BEGIN DATA
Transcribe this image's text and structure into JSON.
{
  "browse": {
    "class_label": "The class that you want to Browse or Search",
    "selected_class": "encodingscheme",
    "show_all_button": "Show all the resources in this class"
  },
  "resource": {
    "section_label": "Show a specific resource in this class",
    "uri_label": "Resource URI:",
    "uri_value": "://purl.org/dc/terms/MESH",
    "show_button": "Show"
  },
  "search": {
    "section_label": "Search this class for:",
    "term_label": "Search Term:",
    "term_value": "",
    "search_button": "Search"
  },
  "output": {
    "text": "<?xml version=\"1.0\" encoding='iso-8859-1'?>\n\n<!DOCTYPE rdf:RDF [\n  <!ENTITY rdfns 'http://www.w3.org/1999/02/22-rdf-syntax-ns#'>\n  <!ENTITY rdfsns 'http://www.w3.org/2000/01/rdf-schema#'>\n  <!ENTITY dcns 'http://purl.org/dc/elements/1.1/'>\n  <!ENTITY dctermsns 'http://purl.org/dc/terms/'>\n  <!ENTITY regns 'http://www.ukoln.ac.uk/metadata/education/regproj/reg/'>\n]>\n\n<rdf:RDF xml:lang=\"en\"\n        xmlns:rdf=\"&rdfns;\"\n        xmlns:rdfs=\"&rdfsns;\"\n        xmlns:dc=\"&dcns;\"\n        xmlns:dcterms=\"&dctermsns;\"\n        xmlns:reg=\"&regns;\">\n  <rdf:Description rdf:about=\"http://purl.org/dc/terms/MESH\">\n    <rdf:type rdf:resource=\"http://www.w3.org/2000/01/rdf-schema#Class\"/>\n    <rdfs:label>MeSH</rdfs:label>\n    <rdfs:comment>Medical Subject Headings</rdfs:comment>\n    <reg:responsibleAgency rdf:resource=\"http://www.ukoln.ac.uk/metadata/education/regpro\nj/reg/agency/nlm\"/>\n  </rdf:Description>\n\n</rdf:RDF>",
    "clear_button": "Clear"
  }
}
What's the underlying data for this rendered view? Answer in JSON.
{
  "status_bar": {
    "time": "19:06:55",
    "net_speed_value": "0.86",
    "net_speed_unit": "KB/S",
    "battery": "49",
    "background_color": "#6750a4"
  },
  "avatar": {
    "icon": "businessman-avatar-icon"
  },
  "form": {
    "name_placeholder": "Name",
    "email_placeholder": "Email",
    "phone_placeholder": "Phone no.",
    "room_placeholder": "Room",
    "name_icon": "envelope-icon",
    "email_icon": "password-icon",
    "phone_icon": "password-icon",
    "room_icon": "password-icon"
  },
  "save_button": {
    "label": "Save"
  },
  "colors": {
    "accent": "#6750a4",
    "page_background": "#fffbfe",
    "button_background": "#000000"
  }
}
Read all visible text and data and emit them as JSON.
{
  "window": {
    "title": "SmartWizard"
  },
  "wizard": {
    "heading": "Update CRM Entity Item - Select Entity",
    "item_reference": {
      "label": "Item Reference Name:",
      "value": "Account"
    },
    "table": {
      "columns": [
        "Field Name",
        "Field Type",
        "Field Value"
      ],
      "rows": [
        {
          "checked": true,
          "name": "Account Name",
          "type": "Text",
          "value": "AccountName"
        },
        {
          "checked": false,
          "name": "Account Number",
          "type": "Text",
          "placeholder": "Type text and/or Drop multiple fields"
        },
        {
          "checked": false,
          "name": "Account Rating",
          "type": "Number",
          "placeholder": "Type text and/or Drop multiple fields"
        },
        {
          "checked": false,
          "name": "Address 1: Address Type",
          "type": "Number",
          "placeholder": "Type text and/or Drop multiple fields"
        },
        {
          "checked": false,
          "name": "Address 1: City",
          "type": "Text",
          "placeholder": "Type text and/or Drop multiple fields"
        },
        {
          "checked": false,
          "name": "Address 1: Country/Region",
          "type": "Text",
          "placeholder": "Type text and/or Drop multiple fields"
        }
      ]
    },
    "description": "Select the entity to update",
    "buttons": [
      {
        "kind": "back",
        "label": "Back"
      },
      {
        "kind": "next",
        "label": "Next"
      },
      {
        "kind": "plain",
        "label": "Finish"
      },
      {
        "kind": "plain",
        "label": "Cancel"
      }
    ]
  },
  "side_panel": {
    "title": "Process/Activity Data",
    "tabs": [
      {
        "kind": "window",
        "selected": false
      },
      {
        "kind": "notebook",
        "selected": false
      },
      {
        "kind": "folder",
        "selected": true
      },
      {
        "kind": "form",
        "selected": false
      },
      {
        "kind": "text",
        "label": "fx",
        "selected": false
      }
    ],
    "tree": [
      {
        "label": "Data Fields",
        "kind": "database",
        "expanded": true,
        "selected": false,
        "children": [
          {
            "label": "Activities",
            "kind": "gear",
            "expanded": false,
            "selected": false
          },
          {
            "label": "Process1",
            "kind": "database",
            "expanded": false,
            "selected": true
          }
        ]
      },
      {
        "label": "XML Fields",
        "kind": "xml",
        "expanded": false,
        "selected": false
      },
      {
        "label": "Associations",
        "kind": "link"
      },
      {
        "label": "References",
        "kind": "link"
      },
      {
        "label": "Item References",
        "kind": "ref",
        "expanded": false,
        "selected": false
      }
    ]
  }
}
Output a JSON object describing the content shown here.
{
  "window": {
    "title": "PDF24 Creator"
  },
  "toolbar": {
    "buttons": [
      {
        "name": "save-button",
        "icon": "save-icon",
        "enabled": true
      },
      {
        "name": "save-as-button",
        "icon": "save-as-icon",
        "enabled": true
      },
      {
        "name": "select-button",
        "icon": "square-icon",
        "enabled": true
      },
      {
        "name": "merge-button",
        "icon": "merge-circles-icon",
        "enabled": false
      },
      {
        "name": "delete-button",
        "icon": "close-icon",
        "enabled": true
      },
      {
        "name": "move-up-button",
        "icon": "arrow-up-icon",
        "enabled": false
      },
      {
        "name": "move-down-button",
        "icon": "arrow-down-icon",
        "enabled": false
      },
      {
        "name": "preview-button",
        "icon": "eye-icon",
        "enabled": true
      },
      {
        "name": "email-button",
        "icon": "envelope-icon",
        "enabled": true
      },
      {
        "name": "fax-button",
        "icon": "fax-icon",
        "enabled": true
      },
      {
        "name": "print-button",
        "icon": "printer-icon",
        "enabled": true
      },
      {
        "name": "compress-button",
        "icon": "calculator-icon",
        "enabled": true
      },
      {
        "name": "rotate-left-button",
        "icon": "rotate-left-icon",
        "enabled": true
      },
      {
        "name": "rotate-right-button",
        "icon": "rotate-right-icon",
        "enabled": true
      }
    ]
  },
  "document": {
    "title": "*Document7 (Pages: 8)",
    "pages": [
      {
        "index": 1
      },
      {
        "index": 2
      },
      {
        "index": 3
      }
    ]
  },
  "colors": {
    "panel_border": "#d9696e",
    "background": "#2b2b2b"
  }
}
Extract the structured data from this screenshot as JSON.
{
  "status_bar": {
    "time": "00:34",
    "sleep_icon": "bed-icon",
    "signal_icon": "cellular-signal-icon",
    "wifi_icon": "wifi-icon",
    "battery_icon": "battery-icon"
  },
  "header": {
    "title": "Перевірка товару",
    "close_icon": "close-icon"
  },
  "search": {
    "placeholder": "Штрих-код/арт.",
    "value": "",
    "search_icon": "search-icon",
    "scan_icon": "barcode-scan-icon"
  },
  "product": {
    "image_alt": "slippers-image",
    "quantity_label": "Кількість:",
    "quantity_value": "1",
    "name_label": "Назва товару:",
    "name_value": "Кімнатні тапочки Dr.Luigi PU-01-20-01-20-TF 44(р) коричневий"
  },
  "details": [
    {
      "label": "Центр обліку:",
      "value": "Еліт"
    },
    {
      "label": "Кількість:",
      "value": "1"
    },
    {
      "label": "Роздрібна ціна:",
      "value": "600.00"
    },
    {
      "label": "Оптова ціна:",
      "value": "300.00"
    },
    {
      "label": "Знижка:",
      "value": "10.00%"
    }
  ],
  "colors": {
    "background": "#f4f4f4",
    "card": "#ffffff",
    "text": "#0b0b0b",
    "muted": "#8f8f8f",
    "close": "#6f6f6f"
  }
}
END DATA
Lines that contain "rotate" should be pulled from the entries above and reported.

### RESULT OF THE EXERCISE
        "name": "rotate-left-button",
        "icon": "rotate-left-icon",
        "name": "rotate-right-button",
        "icon": "rotate-right-icon",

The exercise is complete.